Extended General Physics was an "off-season" course starting in the Spring with a phenomenal teacher. It is considered extended because you meet more times a week to go over the material and a better pace and the lab is included in the course grade itself. The slower pace was way more conducive to learning. And those A+ lab report grades really give you that extra boost on your exam scores you crave. The professor, Dr. Brahmia, also holds Friday review sessions, which really helped me master the material. Again, learning something twice is almost always better.
Which courses would you recommend against?
I took Art History as one of my liberal arts requirements and it was way more of a headache than initially anticipated. I figured hey, I like going to museums and looking at art and taking art classes, how hard can it be. I mean I did survive Organic Chemistry 1, so it can't be THAT bad. It was bad. Really bad. There I was staying up late trying to memorize my Organic Chemistry 2 equations while trying to squeeze in specific dates and mediums of HUNDREDS of paintings. "The guy in the middle of this painting looks about 78 years old, so it must have been painted in 1678, oil on canvas obviously"… Not one of my finer course selections.
Can I take science classes at a community college to get better grades?
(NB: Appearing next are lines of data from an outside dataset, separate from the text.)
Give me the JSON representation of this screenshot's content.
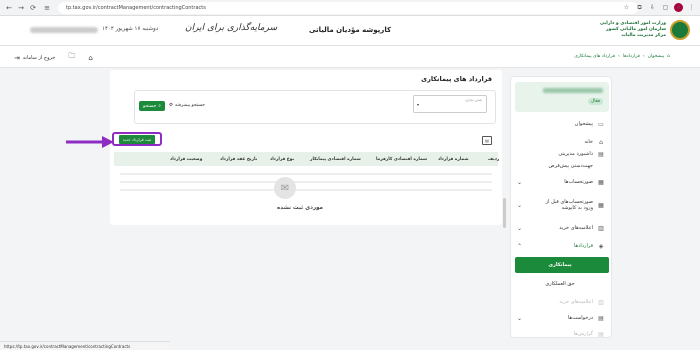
{
  "browser": {
    "url": "tp.tax.gov.ir/contractManagement/contractingContracts",
    "status_url": "https://tp.tax.gov.ir/contractManagement/contractingContracts",
    "profile_initial": "A"
  },
  "banner": {
    "title": "کارپوشه مؤدیان مالیاتی",
    "date": "دوشنبه ۱۷ شهریور ۱۴۰۴",
    "org_line1": "وزارت امور اقتصادی و دارایی",
    "org_line2": "سازمان امور مالیاتی کشور",
    "org_line3": "مرکز مدیریت مالیات",
    "calligraphy": "سرمایه‌گذاری برای ایران"
  },
  "subbar": {
    "breadcrumb": [
      "پیشخوان",
      "قراردادها",
      "قرارداد های پیمانکاری"
    ],
    "exit_label": "خروج از سامانه"
  },
  "sidebar": {
    "active_badge": "فعال",
    "items": [
      {
        "label": "پیشخوان",
        "icon": "dashboard-icon"
      },
      {
        "label": "خانه",
        "icon": "home-icon"
      },
      {
        "label": "داشبورد مدیریتی",
        "icon": "chart-icon"
      },
      {
        "label": "جهت‌دستی پیش‌فرض",
        "icon": "doc-icon"
      },
      {
        "label": "صورتحساب‌ها",
        "icon": "invoice-icon"
      },
      {
        "label": "صورتحساب‌های قبل از ورود به کاپوشه",
        "icon": "invoice2-icon"
      },
      {
        "label": "اعلامیه‌های خرید",
        "icon": "purchase-icon"
      },
      {
        "label": "قراردادها",
        "icon": "contract-icon"
      },
      {
        "label": "پیمانکاری",
        "icon": ""
      },
      {
        "label": "حق العملکاری",
        "icon": ""
      },
      {
        "label": "اعلامیه‌های خرید",
        "icon": "purchase-icon"
      },
      {
        "label": "درخواست‌ها",
        "icon": "request-icon"
      },
      {
        "label": "گزارش‌ها",
        "icon": "report-icon"
      }
    ]
  },
  "main": {
    "title": "قرارداد های پیمانکاری",
    "select_label": "نقش تجاری",
    "search_label": "جستجو",
    "advanced_search": "جستجو پیشرفته",
    "register_button": "ثبت قرارداد جدید",
    "columns": [
      "ردیف",
      "شماره قرارداد",
      "شماره اقتصادی کارفرما",
      "شماره اقتصادی پیمانکار",
      "نوع قرارداد",
      "تاریخ عقد قرارداد",
      "وضعیت قرارداد"
    ],
    "empty_text": "موردی ثبت نشده"
  },
  "colors": {
    "brand": "#1b8a3a",
    "highlight": "#8e2cc4"
  }
}
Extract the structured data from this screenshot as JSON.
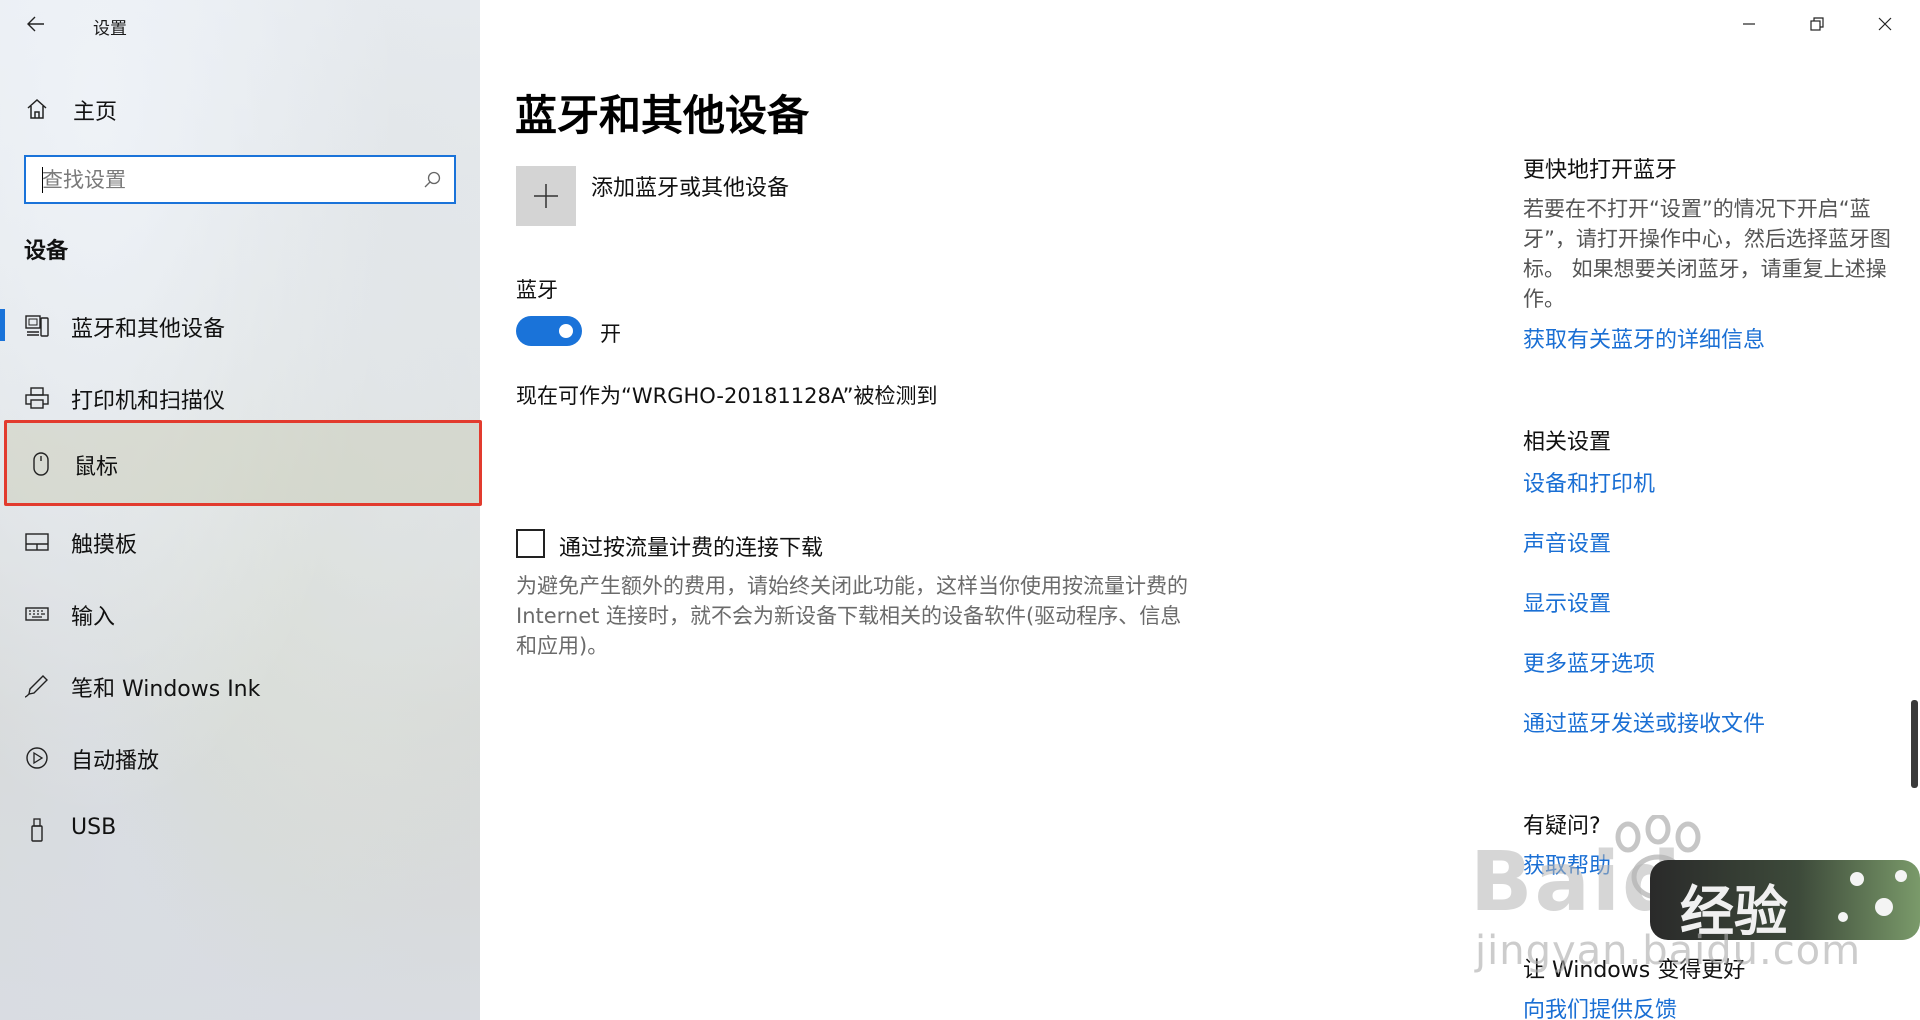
{
  "window": {
    "title": "设置",
    "controls": [
      "minimize-icon",
      "restore-icon",
      "close-icon"
    ]
  },
  "sidebar": {
    "home_label": "主页",
    "search_placeholder": "查找设置",
    "section_title": "设备",
    "items": [
      {
        "label": "蓝牙和其他设备",
        "icon": "bluetooth-devices-icon",
        "selected": true
      },
      {
        "label": "打印机和扫描仪",
        "icon": "printer-icon",
        "selected": false
      },
      {
        "label": "鼠标",
        "icon": "mouse-icon",
        "selected": false
      },
      {
        "label": "触摸板",
        "icon": "touchpad-icon",
        "selected": false
      },
      {
        "label": "输入",
        "icon": "keyboard-icon",
        "selected": false
      },
      {
        "label": "笔和 Windows Ink",
        "icon": "pen-icon",
        "selected": false
      },
      {
        "label": "自动播放",
        "icon": "autoplay-icon",
        "selected": false
      },
      {
        "label": "USB",
        "icon": "usb-icon",
        "selected": false
      }
    ]
  },
  "main": {
    "title": "蓝牙和其他设备",
    "add_device_label": "添加蓝牙或其他设备",
    "bluetooth_label": "蓝牙",
    "bluetooth_on": true,
    "bluetooth_state": "开",
    "discoverable_text": "现在可作为“WRGHO-20181128A”被检测到",
    "metered_checked": false,
    "metered_label": "通过按流量计费的连接下载",
    "metered_desc": "为避免产生额外的费用，请始终关闭此功能，这样当你使用按流量计费的 Internet 连接时，就不会为新设备下载相关的设备软件(驱动程序、信息和应用)。"
  },
  "rail": {
    "quick_title": "更快地打开蓝牙",
    "quick_desc": "若要在不打开“设置”的情况下开启“蓝牙”，请打开操作中心，然后选择蓝牙图标。 如果想要关闭蓝牙，请重复上述操作。",
    "quick_link": "获取有关蓝牙的详细信息",
    "related_title": "相关设置",
    "related_links": [
      "设备和打印机",
      "声音设置",
      "显示设置",
      "更多蓝牙选项",
      "通过蓝牙发送或接收文件"
    ],
    "help_title": "有疑问?",
    "help_link": "获取帮助",
    "better_title": "让 Windows 变得更好",
    "feedback_link": "向我们提供反馈"
  },
  "watermark": {
    "brand": "Baidu",
    "badge": "经验",
    "url": "jingyan.baidu.com"
  },
  "colors": {
    "accent": "#1a73d9",
    "link": "#1a6fd4",
    "highlight_border": "#e23b2e"
  }
}
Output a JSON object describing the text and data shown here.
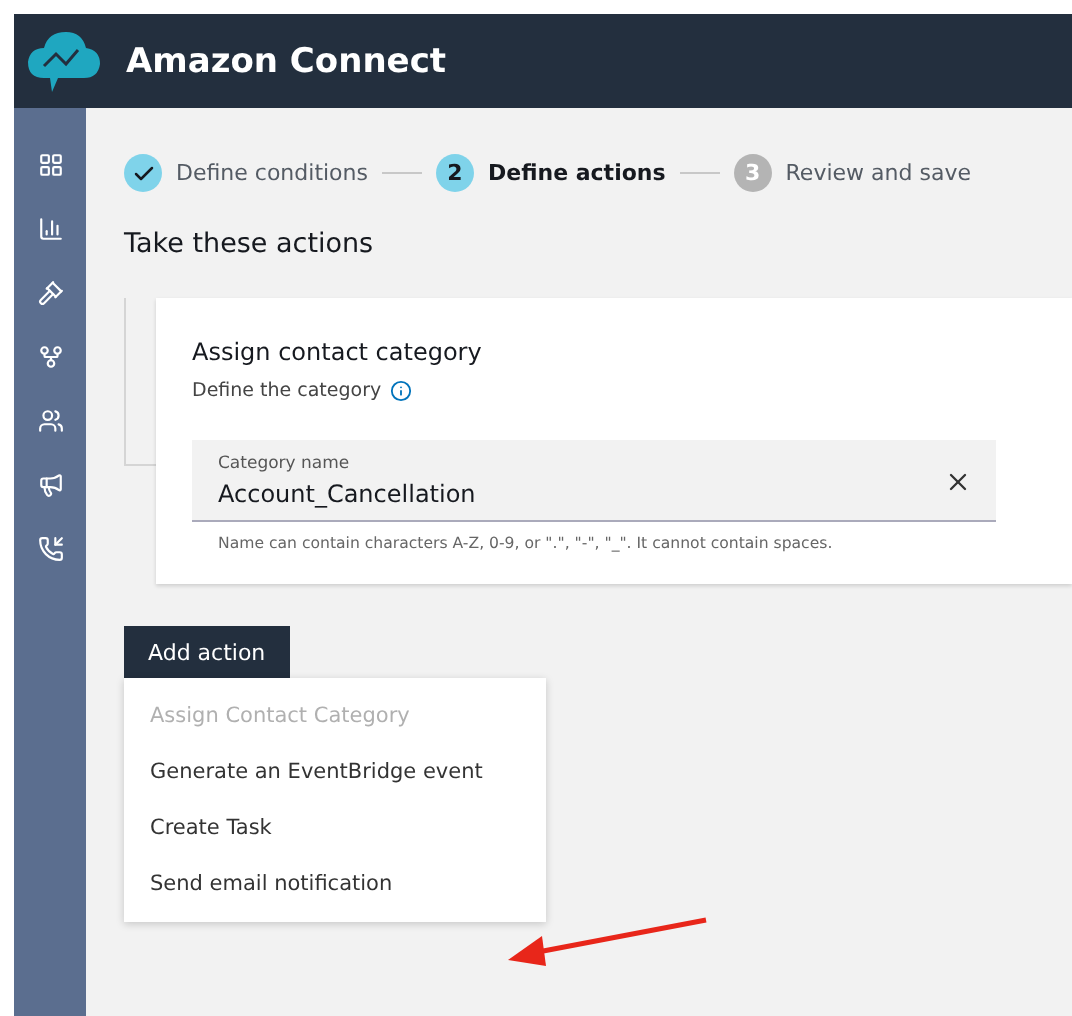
{
  "header": {
    "title": "Amazon Connect"
  },
  "steps": [
    {
      "label": "Define conditions",
      "completed": true,
      "selected": false
    },
    {
      "marker": "2",
      "label": "Define actions",
      "completed": false,
      "selected": true
    },
    {
      "marker": "3",
      "label": "Review and save",
      "completed": false,
      "selected": false
    }
  ],
  "heading": "Take these actions",
  "card": {
    "title": "Assign contact category",
    "subtitle": "Define the category",
    "field": {
      "label": "Category name",
      "value": "Account_Cancellation",
      "hint": "Name can contain characters A-Z, 0-9, or \".\", \"-\", \"_\". It cannot contain spaces."
    }
  },
  "add_button": "Add action",
  "menu": [
    {
      "label": "Assign Contact Category",
      "disabled": true
    },
    {
      "label": "Generate an EventBridge event",
      "disabled": false
    },
    {
      "label": "Create Task",
      "disabled": false
    },
    {
      "label": "Send email notification",
      "disabled": false
    }
  ]
}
Try to limit the number of science courses you take at a community college. It is no secret that sciences at well-known universities are much more challenging than they are at a community college. It is important to show your ability to handle difficult science courses at a university level. A lot of times students who are taking science courses at a community college are taking only one tough class, like organic chemistry, to ease the burden of their course load for the following year. Other students know that taking a certain course at their university could tank their high GPA given the rigor. This is sort of the "easy way out" and programs will recognize this on your application. It's important to take risks and test your strengths. PA school is not the "easy way out" of medical school. They still want to see you challenge yourself, given that you will have to do so numerous times in PA school. Programs may try to convince you that they will not look at your application any differently, but let's be honest, they definitely have to take things like this into consideration when sorting through an increasingly competitive applicant pool of shining stars.
Can I take science classes over the summer to ease my course load?
The same thing goes for summer classes. Try to limit the number of solo science courses you take over the summer. As I mentioned in my previous blog post, anyone can take one science class by itself and get an A. It's undoubtedly easier to succeed when all of your focus is on one thing. But multitasking is a skill you need not only in PA school, but also as a future health care provider. To excel while taking three university level science courses at a time takes a special kind of student. The kind of student programs strive to accept. It demonstrates your organization skills. It demonstrates your time management skills. It demonstrates your drive well past simply just being smart or "gifted". Your ability to handle more than one science course at a time is a true testament of your academic success past, present, and future.